Work instruction:
Exact copies of all the entries below are expected in the answer.

(Element data from apps and pages)
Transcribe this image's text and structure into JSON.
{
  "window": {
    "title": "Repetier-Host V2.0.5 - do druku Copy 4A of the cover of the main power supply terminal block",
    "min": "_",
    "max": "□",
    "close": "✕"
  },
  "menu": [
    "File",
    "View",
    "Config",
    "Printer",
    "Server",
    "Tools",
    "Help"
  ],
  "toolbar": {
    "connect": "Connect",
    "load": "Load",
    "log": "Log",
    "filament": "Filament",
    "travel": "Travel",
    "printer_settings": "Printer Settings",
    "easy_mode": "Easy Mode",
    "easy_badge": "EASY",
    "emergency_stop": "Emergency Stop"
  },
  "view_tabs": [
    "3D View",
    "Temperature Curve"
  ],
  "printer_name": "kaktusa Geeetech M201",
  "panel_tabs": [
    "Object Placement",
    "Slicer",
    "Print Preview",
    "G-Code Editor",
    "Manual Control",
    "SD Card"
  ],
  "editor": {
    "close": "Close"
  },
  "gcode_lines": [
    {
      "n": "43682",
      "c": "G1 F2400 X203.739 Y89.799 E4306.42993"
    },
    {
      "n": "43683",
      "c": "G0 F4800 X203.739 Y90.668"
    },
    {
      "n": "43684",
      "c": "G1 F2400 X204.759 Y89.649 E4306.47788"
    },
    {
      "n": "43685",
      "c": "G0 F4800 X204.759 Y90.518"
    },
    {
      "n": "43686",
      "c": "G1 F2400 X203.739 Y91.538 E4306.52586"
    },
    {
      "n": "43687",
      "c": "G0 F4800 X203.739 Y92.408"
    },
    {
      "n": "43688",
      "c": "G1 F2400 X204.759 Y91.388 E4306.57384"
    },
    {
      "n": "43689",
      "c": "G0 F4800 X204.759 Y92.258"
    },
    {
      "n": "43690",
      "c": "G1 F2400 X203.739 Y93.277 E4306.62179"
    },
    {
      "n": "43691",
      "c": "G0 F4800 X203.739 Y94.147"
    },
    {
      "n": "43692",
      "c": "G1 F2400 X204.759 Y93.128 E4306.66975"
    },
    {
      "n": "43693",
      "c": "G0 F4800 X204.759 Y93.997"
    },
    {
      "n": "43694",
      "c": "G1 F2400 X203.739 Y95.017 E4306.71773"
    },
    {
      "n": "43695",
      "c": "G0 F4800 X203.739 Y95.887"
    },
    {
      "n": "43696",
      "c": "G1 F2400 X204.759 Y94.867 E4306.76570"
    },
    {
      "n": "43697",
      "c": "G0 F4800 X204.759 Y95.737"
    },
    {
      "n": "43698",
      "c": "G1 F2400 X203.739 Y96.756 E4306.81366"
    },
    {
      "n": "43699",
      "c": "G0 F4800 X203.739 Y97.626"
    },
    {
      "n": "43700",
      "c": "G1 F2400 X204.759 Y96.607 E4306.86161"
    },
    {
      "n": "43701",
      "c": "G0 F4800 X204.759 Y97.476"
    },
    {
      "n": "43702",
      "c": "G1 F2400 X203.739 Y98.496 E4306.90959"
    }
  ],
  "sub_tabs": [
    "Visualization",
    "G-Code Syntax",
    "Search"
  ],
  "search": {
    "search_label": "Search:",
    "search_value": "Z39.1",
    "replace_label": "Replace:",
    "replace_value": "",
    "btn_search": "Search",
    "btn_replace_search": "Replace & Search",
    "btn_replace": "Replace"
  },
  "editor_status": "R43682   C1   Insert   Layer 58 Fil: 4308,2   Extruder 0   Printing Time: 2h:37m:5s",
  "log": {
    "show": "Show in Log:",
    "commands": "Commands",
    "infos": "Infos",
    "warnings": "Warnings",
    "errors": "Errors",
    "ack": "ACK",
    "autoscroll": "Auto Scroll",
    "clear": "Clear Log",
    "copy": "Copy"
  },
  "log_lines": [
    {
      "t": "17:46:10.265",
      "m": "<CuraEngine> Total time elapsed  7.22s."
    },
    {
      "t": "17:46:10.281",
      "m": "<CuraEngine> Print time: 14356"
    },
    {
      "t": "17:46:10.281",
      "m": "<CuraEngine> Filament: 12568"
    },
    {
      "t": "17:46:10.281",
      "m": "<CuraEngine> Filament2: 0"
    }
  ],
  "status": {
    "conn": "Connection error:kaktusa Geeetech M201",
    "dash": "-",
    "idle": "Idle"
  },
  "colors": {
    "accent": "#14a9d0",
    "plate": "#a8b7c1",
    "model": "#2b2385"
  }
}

Expected output:
Transcribe this image's text and structure into JSON.
{
  "window": {
    "title": "Repetier-Host V2.0.5 - do druku Copy 4A of the cover of the main power supply terminal block",
    "min": "_",
    "max": "□",
    "close": "✕"
  },
  "menu": [
    "File",
    "View",
    "Config",
    "Printer",
    "Server",
    "Tools",
    "Help"
  ],
  "toolbar": {
    "connect": "Connect",
    "load": "Load",
    "log": "Log",
    "filament": "Filament",
    "travel": "Travel",
    "printer_settings": "Printer Settings",
    "easy_mode": "Easy Mode",
    "easy_badge": "EASY",
    "emergency_stop": "Emergency Stop"
  },
  "view_tabs": [
    "3D View",
    "Temperature Curve"
  ],
  "printer_name": "kaktusa Geeetech M201",
  "panel_tabs": [
    "Object Placement",
    "Slicer",
    "Print Preview",
    "G-Code Editor",
    "Manual Control",
    "SD Card"
  ],
  "editor": {
    "close": "Close"
  },
  "gcode_lines": [
    {
      "n": "43682",
      "c": "G1 F2400 X203.739 Y89.799 E4306.42993"
    },
    {
      "n": "43683",
      "c": "G0 F4800 X203.739 Y90.668"
    },
    {
      "n": "43684",
      "c": "G1 F2400 X204.759 Y89.649 E4306.47788"
    },
    {
      "n": "43685",
      "c": "G0 F4800 X204.759 Y90.518"
    },
    {
      "n": "43686",
      "c": "G1 F2400 X203.739 Y91.538 E4306.52586"
    },
    {
      "n": "43687",
      "c": "G0 F4800 X203.739 Y92.408"
    },
    {
      "n": "43688",
      "c": "G1 F2400 X204.759 Y91.388 E4306.57384"
    },
    {
      "n": "43689",
      "c": "G0 F4800 X204.759 Y92.258"
    },
    {
      "n": "43690",
      "c": "G1 F2400 X203.739 Y93.277 E4306.62179"
    },
    {
      "n": "43691",
      "c": "G0 F4800 X203.739 Y94.147"
    },
    {
      "n": "43692",
      "c": "G1 F2400 X204.759 Y93.128 E4306.66975"
    },
    {
      "n": "43693",
      "c": "G0 F4800 X204.759 Y93.997"
    },
    {
      "n": "43694",
      "c": "G1 F2400 X203.739 Y95.017 E4306.71773"
    },
    {
      "n": "43695",
      "c": "G0 F4800 X203.739 Y95.887"
    },
    {
      "n": "43696",
      "c": "G1 F2400 X204.759 Y94.867 E4306.76570"
    },
    {
      "n": "43697",
      "c": "G0 F4800 X204.759 Y95.737"
    },
    {
      "n": "43698",
      "c": "G1 F2400 X203.739 Y96.756 E4306.81366"
    },
    {
      "n": "43699",
      "c": "G0 F4800 X203.739 Y97.626"
    },
    {
      "n": "43700",
      "c": "G1 F2400 X204.759 Y96.607 E4306.86161"
    },
    {
      "n": "43701",
      "c": "G0 F4800 X204.759 Y97.476"
    },
    {
      "n": "43702",
      "c": "G1 F2400 X203.739 Y98.496 E4306.90959"
    }
  ],
  "sub_tabs": [
    "Visualization",
    "G-Code Syntax",
    "Search"
  ],
  "search": {
    "search_label": "Search:",
    "search_value": "Z39.1",
    "replace_label": "Replace:",
    "replace_value": "",
    "btn_search": "Search",
    "btn_replace_search": "Replace & Search",
    "btn_replace": "Replace"
  },
  "editor_status": "R43682   C1   Insert   Layer 58 Fil: 4308,2   Extruder 0   Printing Time: 2h:37m:5s",
  "log": {
    "show": "Show in Log:",
    "commands": "Commands",
    "infos": "Infos",
    "warnings": "Warnings",
    "errors": "Errors",
    "ack": "ACK",
    "autoscroll": "Auto Scroll",
    "clear": "Clear Log",
    "copy": "Copy"
  },
  "log_lines": [
    {
      "t": "17:46:10.265",
      "m": "<CuraEngine> Total time elapsed  7.22s."
    },
    {
      "t": "17:46:10.281",
      "m": "<CuraEngine> Print time: 14356"
    },
    {
      "t": "17:46:10.281",
      "m": "<CuraEngine> Filament: 12568"
    },
    {
      "t": "17:46:10.281",
      "m": "<CuraEngine> Filament2: 0"
    }
  ],
  "status": {
    "conn": "Connection error:kaktusa Geeetech M201",
    "dash": "-",
    "idle": "Idle"
  },
  "colors": {
    "accent": "#14a9d0",
    "plate": "#a8b7c1",
    "model": "#2b2385"
  }
}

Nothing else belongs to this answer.